Patient kept in seclusion for 111 hours in Central Mental Hospital
Report is highly critical of the use of restrictive practices in mental health units
Central Mental Hospital, Dundrum, Dublin: The commission has been calling for legislation to ensure the laws governing the physical restraint of individuals are fit for purpose. Photograph: Dara Mac Dónaill
A patient at the Central Mental Hospital was kept in seclusion for 111 hours on a single occasion last year, according to a report that is highly critical of the use of restrictive practices in mental health units.

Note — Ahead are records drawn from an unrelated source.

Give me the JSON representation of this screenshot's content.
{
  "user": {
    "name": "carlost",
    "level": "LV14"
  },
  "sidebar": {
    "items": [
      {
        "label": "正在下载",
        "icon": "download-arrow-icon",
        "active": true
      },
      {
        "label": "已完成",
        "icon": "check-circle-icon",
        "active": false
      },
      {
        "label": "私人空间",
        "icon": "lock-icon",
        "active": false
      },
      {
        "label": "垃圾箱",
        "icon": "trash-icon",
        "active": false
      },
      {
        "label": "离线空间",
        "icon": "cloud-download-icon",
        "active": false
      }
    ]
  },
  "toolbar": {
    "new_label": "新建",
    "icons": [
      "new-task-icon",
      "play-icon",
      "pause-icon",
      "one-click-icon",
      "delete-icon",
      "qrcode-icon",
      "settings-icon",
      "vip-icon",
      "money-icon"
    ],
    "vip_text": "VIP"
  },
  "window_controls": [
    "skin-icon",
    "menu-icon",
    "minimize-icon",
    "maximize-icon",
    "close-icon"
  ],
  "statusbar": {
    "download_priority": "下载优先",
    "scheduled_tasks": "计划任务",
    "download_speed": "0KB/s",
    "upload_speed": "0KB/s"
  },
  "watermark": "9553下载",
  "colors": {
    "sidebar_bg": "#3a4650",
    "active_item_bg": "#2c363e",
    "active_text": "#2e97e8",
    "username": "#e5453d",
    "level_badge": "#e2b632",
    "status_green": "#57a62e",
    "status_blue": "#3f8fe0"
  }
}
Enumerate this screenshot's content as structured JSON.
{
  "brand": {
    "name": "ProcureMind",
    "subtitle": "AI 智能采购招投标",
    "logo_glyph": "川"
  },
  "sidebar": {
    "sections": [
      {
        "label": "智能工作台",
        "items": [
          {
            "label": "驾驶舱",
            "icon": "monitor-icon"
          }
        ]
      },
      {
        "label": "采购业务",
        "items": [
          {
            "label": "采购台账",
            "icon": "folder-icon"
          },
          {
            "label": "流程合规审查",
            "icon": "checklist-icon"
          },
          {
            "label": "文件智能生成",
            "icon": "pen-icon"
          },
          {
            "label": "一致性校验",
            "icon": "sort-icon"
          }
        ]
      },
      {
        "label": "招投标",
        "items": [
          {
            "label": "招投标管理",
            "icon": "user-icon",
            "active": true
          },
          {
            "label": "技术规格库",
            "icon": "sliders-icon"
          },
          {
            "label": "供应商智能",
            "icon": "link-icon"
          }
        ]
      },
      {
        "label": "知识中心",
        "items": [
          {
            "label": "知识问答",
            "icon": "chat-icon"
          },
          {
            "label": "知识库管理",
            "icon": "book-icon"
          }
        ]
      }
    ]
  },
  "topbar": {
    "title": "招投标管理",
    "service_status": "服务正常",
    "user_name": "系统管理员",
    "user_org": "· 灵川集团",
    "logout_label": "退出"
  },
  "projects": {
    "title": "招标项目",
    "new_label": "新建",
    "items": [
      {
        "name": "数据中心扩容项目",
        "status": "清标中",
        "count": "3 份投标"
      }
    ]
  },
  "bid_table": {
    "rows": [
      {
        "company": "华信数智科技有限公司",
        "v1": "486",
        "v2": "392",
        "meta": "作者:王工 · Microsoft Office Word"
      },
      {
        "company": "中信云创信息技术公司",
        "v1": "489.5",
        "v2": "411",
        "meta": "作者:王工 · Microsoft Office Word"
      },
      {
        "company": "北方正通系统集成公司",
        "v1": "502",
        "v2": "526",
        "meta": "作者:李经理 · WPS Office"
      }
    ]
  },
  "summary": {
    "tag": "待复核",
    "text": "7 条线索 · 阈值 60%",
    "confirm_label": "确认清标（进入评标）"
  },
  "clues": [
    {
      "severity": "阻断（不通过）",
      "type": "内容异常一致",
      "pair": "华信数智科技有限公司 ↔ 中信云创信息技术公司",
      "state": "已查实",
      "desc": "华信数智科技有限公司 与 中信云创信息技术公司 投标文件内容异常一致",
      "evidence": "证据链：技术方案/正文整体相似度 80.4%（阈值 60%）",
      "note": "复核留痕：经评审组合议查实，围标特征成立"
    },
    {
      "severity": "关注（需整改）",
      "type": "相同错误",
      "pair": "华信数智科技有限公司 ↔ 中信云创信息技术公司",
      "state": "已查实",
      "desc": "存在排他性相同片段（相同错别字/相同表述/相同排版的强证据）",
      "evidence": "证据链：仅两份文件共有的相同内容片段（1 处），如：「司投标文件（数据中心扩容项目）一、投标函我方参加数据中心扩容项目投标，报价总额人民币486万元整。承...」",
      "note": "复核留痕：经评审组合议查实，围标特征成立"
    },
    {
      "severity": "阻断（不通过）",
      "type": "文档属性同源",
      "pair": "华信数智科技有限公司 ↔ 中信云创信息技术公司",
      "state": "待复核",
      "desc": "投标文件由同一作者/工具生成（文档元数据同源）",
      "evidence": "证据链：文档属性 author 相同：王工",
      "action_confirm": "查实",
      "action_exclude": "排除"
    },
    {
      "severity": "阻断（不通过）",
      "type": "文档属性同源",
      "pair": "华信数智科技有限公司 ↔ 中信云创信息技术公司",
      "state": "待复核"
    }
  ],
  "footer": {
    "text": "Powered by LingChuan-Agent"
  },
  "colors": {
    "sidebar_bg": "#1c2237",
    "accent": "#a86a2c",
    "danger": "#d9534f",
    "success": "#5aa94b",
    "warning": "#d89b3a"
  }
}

The Mental Health Commission, which publishes the report on Monday, says its findings demonstrate a lack of oversight and governance in the use of practices such as seclusion, physical restraint and mechanical restraint over the past decade.
“We have to acknowledge that we have a cultural issue when it comes to the use of restrictive practices in this country that we need to tackle without delay,” says the commission’s chief executive John Farrelly.
Seclusion is defined as 'the placing or leaving of a person in any room alone, at any time, day or night, with the exit door locked or fastened or held in such a way as to prevent the person from leaving'
There has been a 57 per cent increase in episodes of restrictive practices on inpatients in Ireland’s mental health facilities over the past 10 years, the report estimates.
The report draws on figures for the use of seclusion, physical restraint and mechanical restraint in 2017 and 2018, and in 2009. The percentage increase is calculated relative to the wider population.
Seclusion is defined as “the placing or leaving of a person in any room alone, at any time, day or night, with the exit door locked or fastened or held in such a way as to prevent the person from leaving”.
According to the commission, there were 4,765 combined episodes of physical restraint and seclusion in 2008. This compares to 7,420 episodes of restrictive practices reported to the commission in 2017, and 7,464 in 2018.
The report says there was an 18 per cent increase in episodes of physical restraint over a 12-month period, with 5,665 episodes recorded in 2018 compared to 4,773 in 2017. Physical restraint was used in 85 per cent of centres in 2018, as opposed to 81 per cent in 2017.
Physical restraint is defined as “the use of physical force (by one or more persons) for the purpose of preventing the free movement of a resident’s body when he or she poses an immediate threat of serious harm to self or others”.
There were 1,799 episodes of seclusion in 2018, compared to 1,392 in 2017, a 29 per cent increase. Seclusion was used in 42 per cent of centres in 2018, and there were 317 episodes in 2018 where a person was secluded for more than 24 hours, and 81 episodes where a person was secluded for more than 72 hours.
In contrast, the use of mechanical restraint was low in 2017 and 2018. Only one approved centre – the Central Mental Hospital – reported the use of mechanical restraint, with all episodes involving the use of handcuffs. No straitjackets were used.
“When one considers that there is no evidence of a therapeutic benefit associated with the use of restrictive practices, and limited evidence of restrictive practices reducing behaviours of violence and aggression, it is disappointing to note that episodes have increased by 57 per cent in just 10 years,” says Mr Farrelly.
The commission has been calling for legislation to ensure the laws governing the physical restraint of individuals are fit for purpose. It says it intends to put forward recommendations in this regard as part of its current review of the Mental Health Act 2001.
It has also written to the HSE seeking a clear strategy and implementation plan aimed at significantly reducing episodes of restrictive practices across the country’s mental health services.